Bush looks to individuals to grow economy
By Sean Hackbarth
web posted January 13, 2003
If we really want to be picky, the economy isn't in a recession.
Economic decline began in December 2000, continued through
much of 2001, and ended in September 2001. U.S. economic
growth since then has actually been stronger than Germany,
France, Japan, and the United Kingdom.
The high priests who many look to to determine whether a
recession has taken place and how long it lasted are the
members of the Business Cycle Dating Committee of the
National Bureau of Economic Research. The committee decided
that the recession began in March 2001. They have yet to
determine when the recession ended or if the current economic
sputtering is part of a same downturn.
So we may be in a recession or we may not. Some may leave
that determination in the hands of economic watchers who are
duly employed. Others see us in a recession because of the
increase in unemployment. The NBER does take this element
into consideration when determining a recession. (The committee
says that employment is "probably the single most reliable
Last week the
Labor Department announced that the unemployment rate
remained at 6%, but the nation lost 181,000 jobs for the year.

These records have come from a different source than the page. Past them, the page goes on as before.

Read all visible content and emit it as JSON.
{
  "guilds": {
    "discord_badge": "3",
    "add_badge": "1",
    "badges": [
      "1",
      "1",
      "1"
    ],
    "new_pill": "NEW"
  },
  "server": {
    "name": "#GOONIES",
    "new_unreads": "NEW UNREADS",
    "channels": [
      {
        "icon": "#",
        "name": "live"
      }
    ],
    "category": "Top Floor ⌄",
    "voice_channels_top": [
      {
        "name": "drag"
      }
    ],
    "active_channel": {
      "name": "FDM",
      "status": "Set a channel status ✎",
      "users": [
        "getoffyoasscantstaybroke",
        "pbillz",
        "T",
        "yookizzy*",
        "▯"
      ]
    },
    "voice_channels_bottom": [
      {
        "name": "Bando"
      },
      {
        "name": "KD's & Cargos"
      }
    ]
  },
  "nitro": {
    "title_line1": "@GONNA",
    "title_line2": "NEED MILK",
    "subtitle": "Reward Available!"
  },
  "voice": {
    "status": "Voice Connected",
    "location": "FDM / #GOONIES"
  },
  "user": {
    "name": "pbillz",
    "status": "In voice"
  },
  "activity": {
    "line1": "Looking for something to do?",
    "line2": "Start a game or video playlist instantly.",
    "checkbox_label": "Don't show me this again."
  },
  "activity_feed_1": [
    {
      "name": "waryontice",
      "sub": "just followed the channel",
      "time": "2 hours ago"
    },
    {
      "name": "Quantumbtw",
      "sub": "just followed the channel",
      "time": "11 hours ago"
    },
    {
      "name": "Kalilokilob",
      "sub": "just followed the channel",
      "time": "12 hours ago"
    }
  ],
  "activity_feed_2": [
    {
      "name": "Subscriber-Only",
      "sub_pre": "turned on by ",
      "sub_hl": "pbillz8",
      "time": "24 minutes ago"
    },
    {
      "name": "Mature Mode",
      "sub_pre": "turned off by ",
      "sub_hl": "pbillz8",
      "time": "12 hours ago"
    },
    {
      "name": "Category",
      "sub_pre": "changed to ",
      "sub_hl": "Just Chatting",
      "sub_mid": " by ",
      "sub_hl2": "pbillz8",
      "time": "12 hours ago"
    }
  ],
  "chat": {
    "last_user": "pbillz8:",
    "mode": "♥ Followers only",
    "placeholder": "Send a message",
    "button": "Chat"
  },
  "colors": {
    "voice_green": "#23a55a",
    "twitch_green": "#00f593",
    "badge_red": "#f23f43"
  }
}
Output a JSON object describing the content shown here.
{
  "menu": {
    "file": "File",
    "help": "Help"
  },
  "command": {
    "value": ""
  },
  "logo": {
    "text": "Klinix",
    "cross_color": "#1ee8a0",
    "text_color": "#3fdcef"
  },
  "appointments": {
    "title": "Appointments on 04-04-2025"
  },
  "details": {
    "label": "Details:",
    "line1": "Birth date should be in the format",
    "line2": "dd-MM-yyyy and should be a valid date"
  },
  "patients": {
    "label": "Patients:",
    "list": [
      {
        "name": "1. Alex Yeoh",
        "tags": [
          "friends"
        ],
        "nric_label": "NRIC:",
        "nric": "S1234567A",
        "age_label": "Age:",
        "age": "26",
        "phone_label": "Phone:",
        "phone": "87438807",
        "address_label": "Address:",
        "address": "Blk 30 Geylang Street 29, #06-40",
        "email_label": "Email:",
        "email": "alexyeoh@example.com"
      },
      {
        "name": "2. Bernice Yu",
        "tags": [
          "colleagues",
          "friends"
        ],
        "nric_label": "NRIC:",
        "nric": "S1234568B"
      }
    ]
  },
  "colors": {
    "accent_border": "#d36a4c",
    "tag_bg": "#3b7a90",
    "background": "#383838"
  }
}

During this economic downturn, 2 million jobs have been lost.
Anecdotal evidence also shows economic sluggishness. During
this Christmas season I saw more applications from a wider
range of people in years. Either people were looking for retail
jobs to make up for a layoff or to supplement lost hours in a
primary job. Also, all of us know more people than usual
dealing with layoffs or a reduction in hours.
A plus for the economy announced this week is increasing
productivity. If that continues to improve, wages should follow.
Better wages give consumers more spending power, which will
encourage businesses to take risks to capture that new spending.
Take job losses together with a tepid holiday season and even if
officially we are not enduring a recession, we certainly are going
through tough economic times. The question becomes what to
do about it.
Last week, President Bush provided
answer to the country. It entails ending the double taxation
on dividends, advancing the tax cuts passed in last year's tax bill,
increasing the child tax credit, and increasing the amount small
businesses can deduct for equipment.
It isn't surprising that economists don't agree on whether
President Bush's economic plan is good or bad. Cynthia Latta of
Global Insight told USA Today, "In the short term, it will
produce a little more activity. Long term, it will produce larger
deficits and therefore probably higher interest rates and probably
some tax increases later on." Mark Zandi of Economy.com said, "It's
a much-needed boost to a struggling economy."
The administration's number one economic opponent,
Paul Krugman sees little in Bush's plan to stimulate the
economy. "And instead of helping the needy, the Bush plan is
almost ludicrously tilted toward the very, very well off," he
writes. In Krugman's mind, the economic plan is Karl Rove's
(the "man in charge") way of fattening the wallets of the rich at
the expense of everyone else.
So, who's right?
Slashing the dividend tax would encourage more companies to
offer dividends to their stockholders. That would take money
out of company bank accounts and short-term investments and
let investors reallocate that capital in more effective ways.
Companies who issue dividends would also be less inclined to
try and cook their books to boost their stock's price. Dividends
have to be paid out periodically so pumping up earnings through
accounting tricks wouldn't matter so long as the dividend wasn't
Increasing the child tax credit from $600 to $1000 lets families
keep more of their money. Keeping more money in the hands of
self-interested individuals instead of an incentive-less government
is always a good thing.
Boosting the amount small businesses can deduct for equipment
purchases from $25,000 to $75,000 a year will encourage small
business to buy more. That should help manufacturers of capital
goods (especially technology). The problem with this portion of
Bush's plan is it's way too small an amount. A business could
easily reach that limit by buying a few medium-size trucks, and it
doesn't help medium and large businesses.
What is most encouraging about Bush's plan is pushing up the tax
cuts that were to be phased over years. The top tax rate would
be 35%; down from 38.6%. This provides an immediate signal
to entrepreneurs that risk-taking and moneymaking will be better
Giving the economy a swift kick in the pants is what President
Bush did with his economic proposal. By letting people keep
more of their own money, Bush is betting on the power of self-
interest and individual initiative.
Sean Hackbarth (email@example.com) comments on
political economy and culture at The American Mind (http:
Enter Stage Right -- http://www.enterstageright.com